Update: The cloture vote on the nomination of David Hamilton for the Seventh Circuit is scheduled for later today. Read a profile which ran earlier this month in Human Events on Hamilton’s controversial record.
Obama’s first judicial nomination, David Hamilton was nominated in March for a seat on the United States Court of Appeals for the Seventh Circuit, based in Chicago. Senate Majority Leader Harry Reid has signaled that he intends to bring Hamilton’s nomination before the full Senate this week.
Back in March, an anonymous administration official, citing the president’s aim “to put the history of the confirmation wars behind us,” told the New York Times that Hamilton’s place as the administration’s first judicial nominee was not an accident. Hamilton was to serve, according to the official, “as a kind of signal,” about the type of moderate nominees the new president would select.
The seven intervening months have brought numerous examples of ultra-liberal appointees and judicial nominees. In this case the administration has sent a signal that even the most “moderate” of Obama’s nominees will come with decidedly radical baggage.
Now Alabama Sen. Jeff Sessions, the ranking Republican on the Judiciary Committee, sounded the alarm and put the brakes on the rapid-fire confirmation process.
Hamilton’s controversial rulings, which Sessions summarizes in an October 30 letter to his Senate colleagues, include a 2005 decision to prohibit the Indiana state Legislature from beginning its sessions with Christian prayers. The ruling was dismissed by the Seventh Circuit Court after an appeal, in which it was found that the individuals named in the suit were not harmed by the prayers, and therefore had no case.

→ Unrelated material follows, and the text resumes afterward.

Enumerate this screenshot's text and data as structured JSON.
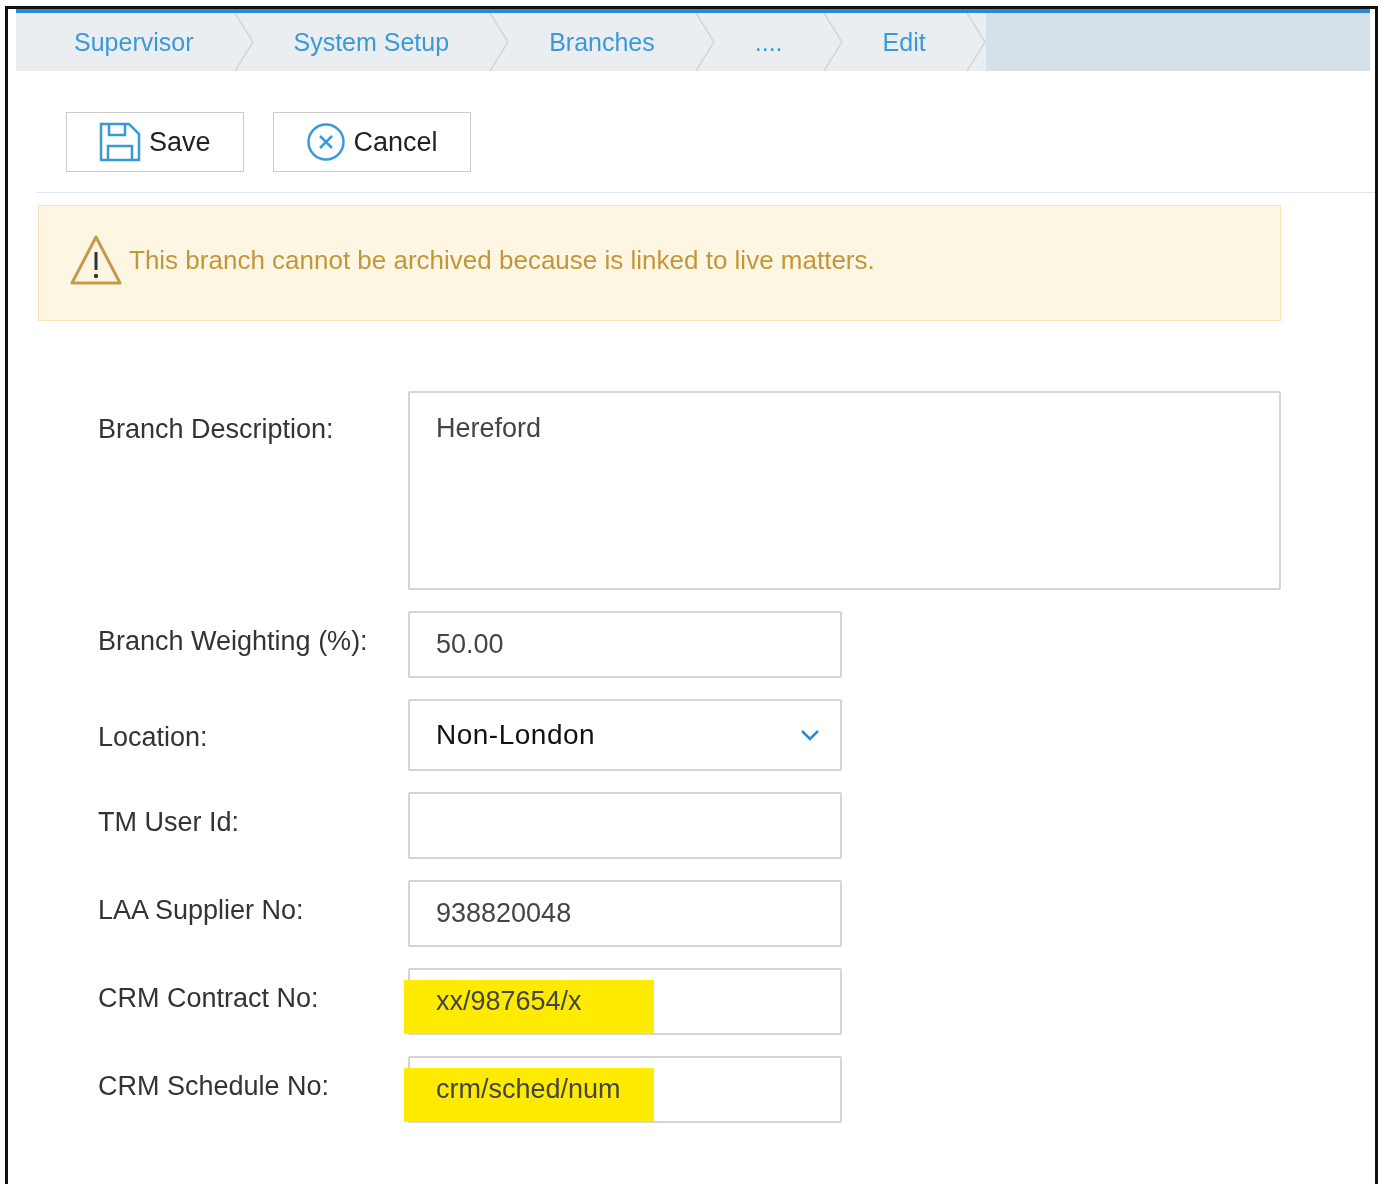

“This is a judge that’s making the statement that having a prayer during a legislative session that ends in the name of ‘Allah the Magnificent’ is constitutional,” said Jay Sekulow, chief counsel with the American Center for Law and Justice, “but having that same prayer end in the name of ‘Jesus our Messiah’ is not.”
The court to which Hamilton was nominated, the Seventh Circuit, has repeatedly admonished and overturned Hamilton’s rulings. After Hamilton blocked the enforcement of Indiana’s informed consent abortion law, the Seventh Circuit said “No court anywhere in the country… has held any similar law invalid in the years since [the Supreme Court ruled in] Casey. Indiana… is entitled to put its law into effect and have that law judged by its own consequences.”
A central point in Sessions’ rebuke of Hamilton’s candidacy is his stance on President Obama’s “empathy standard,” the controversial legal approach that came under fire during U.S. Supreme Court Justice Sonia Sotomayor’s confirmation hearings.
Many view the “empathy standard” as legal justification for allowing judges to call on personal and life experience when making decisions, rather than a strict interpretation of the law. Even Sotomayor — who embraced this theory repeatedly before her confirmation hearing — openly rejected it while testifying to the committee.
“This is not the type of service that should be rewarded with a promotion. Indeed, this is one of those extraordinary circumstances where the President should be informed that his nominee is not qualified,” said Sessions.
Broader than this specific nominee, of concern to seasoned observers of the judicial nomination process is the unprecedented pace of judicial nominee hearings in this Congress, already at 64% of Obama’s nominees. At this point in the Bush administration only 38% of nominees had gotten to this stage.
Senators have had an average of 47 days from nomination to hearing to consider President Obama’s circuit nominees. This compares to 176 days during Bush’s first two years.
Some, including prominent conservative lawyer Geoffrey Slaughter defend Hamilton as left wing but still acceptable. “His judicial philosophy is to the left of mine, there’s no doubt about that, but his decisions are not so far outside of the mainstream as to be disqualified,” said Slaughter.
Sen. Sessions has joined every Republican on the Senate Judiciary Committee in voicing disagreement with Slaughter’s claim. According to Sessions, Hamilton’s rulings “evidence an activist judicial philosophy,” and therefore disqualify him from promotion.
The case of David Hamilton is considered unlikely to get the press and wide-spread condemnation of the Van Jones scandal or even the several Obama appointments troubled by “tax-issues” earlier this year. While Hamilton may not be a high-profile Supreme Court nominee his appointment is still crucial. “It’s a big deal, because 99.9 percent of the cases do not go to the Supreme Court of the United States,” said Sekulow. “It’s these appellate courts that are the final word.